Speaking in a House of Lords debate on animal cruelty decades later, he said: “I am a vegetarian and I have been so for 70 years. On the whole, I think, physically I am a pretty good advertisement for that practice.”
Brockway went on to live for another decade, dying just months before his 100th birthday.
What? That Bill Clinton? The former President of the United States with a particular weakness for fast food? (Who can forget his sneaky trip to McDonald’s while visiting the Labour conference in 2002?).
Well, yes. Mr Clinton adopted a vegan diet in 2010 on medical advice after undergoing emergency surgery for chest pains and credits it with giving him a new burst of energy.
“I have more energy. I never clog. For me, the no dairy thing, because I had an allergy, has really helped a lot. And I feel good,” he has been quoted as saying.
“I like all the Italian stuff. Lasagne. I like the chilli enchiladas – they nailed the meat substitute stuff. It used to be when I started this, it was inedible. It’s so much better now.”
Vegans, though, were unimpressed by his admission that he still occasionally eats fish: “Eating salmon and avoiding most animals food products does not make you a vegan, it means you eat less animal products.”
Other prominent vegetarian politicians past and present include Tim Farron, the former Liberal Democrat leader, whose diet didn’t necessarily go down well with some of the farmers in his rural Cumbrian constituency, Caroline Lucas, co-leader of the Green Party, her predecessor as party leader Natalie Bennett and Conservative MP Henry Smith, who chaired the all-party parliamentary group for animal welfare.
And the vegans…
If Mr Corbyn does decide to become a vegan (which means avoiding all animal products including milk, cheese and honey) he won’t be alone…

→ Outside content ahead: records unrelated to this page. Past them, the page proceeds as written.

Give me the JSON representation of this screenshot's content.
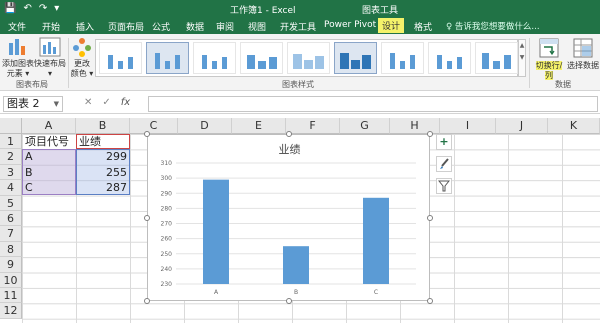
{
  "window": {
    "title": "工作簿1 - Excel",
    "context_title": "图表工具",
    "qat": [
      "save-icon",
      "undo-icon",
      "redo-icon",
      "customize-icon"
    ]
  },
  "tabs": [
    "文件",
    "开始",
    "插入",
    "页面布局",
    "公式",
    "数据",
    "审阅",
    "视图",
    "开发工具",
    "Power Pivot",
    "设计",
    "格式"
  ],
  "active_tab": "设计",
  "tell_me": "♀ 告诉我您想要做什么...",
  "ribbon": {
    "add_element": "添加图表\n元素 ▾",
    "quick_layout": "快速布局\n▾",
    "change_colors": "更改\n颜色 ▾",
    "group_layout": "图表布局",
    "group_styles": "图表样式",
    "switch_row_col": "切换行/列",
    "select_data": "选择数据",
    "group_data": "数据"
  },
  "formula_bar": {
    "name_box": "图表 2",
    "fx": "fx",
    "value": ""
  },
  "columns": [
    "A",
    "B",
    "C",
    "D",
    "E",
    "F",
    "G",
    "H",
    "I",
    "J",
    "K"
  ],
  "rows": [
    "1",
    "2",
    "3",
    "4",
    "5",
    "6",
    "7",
    "8",
    "9",
    "10",
    "11",
    "12"
  ],
  "sheet": {
    "headers": [
      "项目代号",
      "业绩"
    ],
    "data": [
      {
        "a": "A",
        "b": "299"
      },
      {
        "a": "B",
        "b": "255"
      },
      {
        "a": "C",
        "b": "287"
      }
    ]
  },
  "side_buttons": [
    "+",
    "brush-icon",
    "filter-icon"
  ],
  "chart_data": {
    "type": "bar",
    "title": "业绩",
    "categories": [
      "A",
      "B",
      "C"
    ],
    "values": [
      299,
      255,
      287
    ],
    "ylim": [
      230,
      310
    ],
    "yticks": [
      230,
      240,
      250,
      260,
      270,
      280,
      290,
      300,
      310
    ],
    "grid": true,
    "color": "#5b9bd5"
  }
}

Among his comrades will be Labour MP Kerry McCarthy – who spent a year as shadow Environment, Food and Rural Affairs Secretary after being appointed by Mr Corbyn despite being a vegan in 2015 – current shadow Wales Secretary Christina Rees is also a vegan, as is shadow minster Chris Williamson and new Labour MP Darren Jones.